What is needed =>
Copy each line of the records below that has "crest" in it.
━━━
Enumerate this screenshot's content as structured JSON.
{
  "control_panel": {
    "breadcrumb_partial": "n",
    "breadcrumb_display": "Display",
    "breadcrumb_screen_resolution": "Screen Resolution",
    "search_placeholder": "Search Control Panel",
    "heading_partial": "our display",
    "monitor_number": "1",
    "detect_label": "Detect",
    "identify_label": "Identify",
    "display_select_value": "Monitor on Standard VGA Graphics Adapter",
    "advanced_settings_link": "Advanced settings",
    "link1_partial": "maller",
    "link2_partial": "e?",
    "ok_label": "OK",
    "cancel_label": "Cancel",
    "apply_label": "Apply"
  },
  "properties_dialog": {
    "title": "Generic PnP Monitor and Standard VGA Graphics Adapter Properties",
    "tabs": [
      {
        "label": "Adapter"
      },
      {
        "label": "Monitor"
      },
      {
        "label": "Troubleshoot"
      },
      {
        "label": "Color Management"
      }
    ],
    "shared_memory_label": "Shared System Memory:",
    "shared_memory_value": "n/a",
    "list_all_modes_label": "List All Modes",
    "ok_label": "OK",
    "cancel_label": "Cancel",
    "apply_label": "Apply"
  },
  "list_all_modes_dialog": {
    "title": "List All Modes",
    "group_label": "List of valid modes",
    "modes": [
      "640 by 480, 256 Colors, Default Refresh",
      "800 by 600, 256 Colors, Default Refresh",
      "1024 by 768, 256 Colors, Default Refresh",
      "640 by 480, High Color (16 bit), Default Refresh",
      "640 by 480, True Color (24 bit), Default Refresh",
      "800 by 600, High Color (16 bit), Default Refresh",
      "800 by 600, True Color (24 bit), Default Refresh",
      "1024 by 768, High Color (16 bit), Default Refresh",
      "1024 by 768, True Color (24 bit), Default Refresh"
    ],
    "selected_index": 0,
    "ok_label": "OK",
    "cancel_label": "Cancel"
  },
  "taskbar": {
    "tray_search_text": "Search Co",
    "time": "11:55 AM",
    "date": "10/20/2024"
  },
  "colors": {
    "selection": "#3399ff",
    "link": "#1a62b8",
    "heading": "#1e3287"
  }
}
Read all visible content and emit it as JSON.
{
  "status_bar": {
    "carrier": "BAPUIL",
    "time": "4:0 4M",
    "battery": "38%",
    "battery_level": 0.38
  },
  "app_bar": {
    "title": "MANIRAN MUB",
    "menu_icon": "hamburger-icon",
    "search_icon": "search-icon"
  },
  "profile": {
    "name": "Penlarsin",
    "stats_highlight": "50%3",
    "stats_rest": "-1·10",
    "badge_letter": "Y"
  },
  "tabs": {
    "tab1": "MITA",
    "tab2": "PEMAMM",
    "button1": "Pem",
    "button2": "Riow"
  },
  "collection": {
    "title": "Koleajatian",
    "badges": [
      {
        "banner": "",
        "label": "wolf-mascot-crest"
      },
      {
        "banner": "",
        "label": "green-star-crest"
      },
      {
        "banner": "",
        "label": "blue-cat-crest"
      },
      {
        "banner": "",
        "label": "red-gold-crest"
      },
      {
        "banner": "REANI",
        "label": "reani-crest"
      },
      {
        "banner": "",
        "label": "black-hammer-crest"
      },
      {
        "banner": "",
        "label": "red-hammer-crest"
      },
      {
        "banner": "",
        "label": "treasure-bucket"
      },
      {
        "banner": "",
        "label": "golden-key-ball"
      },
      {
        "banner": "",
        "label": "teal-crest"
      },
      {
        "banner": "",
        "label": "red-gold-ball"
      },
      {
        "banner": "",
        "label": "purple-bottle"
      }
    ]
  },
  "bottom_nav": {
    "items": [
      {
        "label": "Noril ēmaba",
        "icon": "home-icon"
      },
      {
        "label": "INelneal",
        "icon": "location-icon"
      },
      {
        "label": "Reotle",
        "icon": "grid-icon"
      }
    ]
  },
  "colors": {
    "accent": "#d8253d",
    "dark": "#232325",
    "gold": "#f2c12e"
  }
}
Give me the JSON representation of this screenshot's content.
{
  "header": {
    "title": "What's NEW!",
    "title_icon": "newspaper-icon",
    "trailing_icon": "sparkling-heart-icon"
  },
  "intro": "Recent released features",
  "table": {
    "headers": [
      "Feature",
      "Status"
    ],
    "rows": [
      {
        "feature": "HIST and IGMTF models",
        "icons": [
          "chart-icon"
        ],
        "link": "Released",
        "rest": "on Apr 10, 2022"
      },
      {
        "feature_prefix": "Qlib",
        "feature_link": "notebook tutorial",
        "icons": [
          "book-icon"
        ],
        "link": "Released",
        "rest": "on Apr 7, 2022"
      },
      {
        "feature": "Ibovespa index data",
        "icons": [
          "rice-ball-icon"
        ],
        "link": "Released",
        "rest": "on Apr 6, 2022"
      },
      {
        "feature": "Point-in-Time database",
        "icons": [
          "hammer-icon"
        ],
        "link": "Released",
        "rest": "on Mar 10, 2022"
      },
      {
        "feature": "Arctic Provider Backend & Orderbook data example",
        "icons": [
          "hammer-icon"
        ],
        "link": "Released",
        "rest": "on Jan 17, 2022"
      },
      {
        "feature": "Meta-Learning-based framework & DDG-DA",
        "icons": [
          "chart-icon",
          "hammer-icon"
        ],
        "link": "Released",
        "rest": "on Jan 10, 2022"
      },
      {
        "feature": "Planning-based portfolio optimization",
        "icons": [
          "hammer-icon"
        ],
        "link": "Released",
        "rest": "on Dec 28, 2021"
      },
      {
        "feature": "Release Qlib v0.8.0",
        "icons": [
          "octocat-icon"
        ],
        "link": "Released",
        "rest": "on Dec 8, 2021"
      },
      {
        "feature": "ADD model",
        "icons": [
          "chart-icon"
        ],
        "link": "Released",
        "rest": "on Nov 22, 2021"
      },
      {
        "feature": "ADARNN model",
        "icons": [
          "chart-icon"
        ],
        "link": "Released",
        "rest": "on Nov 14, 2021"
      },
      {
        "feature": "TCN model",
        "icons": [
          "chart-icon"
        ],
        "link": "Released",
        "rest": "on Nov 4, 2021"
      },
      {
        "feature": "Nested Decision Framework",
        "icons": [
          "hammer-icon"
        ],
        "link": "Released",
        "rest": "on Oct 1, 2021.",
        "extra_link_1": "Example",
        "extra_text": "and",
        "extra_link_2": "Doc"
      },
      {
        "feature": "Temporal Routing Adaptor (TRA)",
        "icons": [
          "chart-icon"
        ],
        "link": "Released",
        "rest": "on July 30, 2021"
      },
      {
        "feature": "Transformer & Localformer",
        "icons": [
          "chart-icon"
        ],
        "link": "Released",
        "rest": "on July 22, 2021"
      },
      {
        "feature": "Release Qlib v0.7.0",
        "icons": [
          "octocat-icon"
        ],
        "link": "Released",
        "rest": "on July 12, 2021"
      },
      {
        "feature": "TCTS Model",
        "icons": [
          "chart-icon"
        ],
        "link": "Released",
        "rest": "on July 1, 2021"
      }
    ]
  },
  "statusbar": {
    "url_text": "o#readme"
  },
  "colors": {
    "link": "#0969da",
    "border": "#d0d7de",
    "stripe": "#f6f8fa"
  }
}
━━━
Written answer =>
        "label": "wolf-mascot-crest"
        "label": "green-star-crest"
        "label": "blue-cat-crest"
        "label": "red-gold-crest"
        "label": "reani-crest"
        "label": "black-hammer-crest"
        "label": "red-hammer-crest"
        "label": "teal-crest"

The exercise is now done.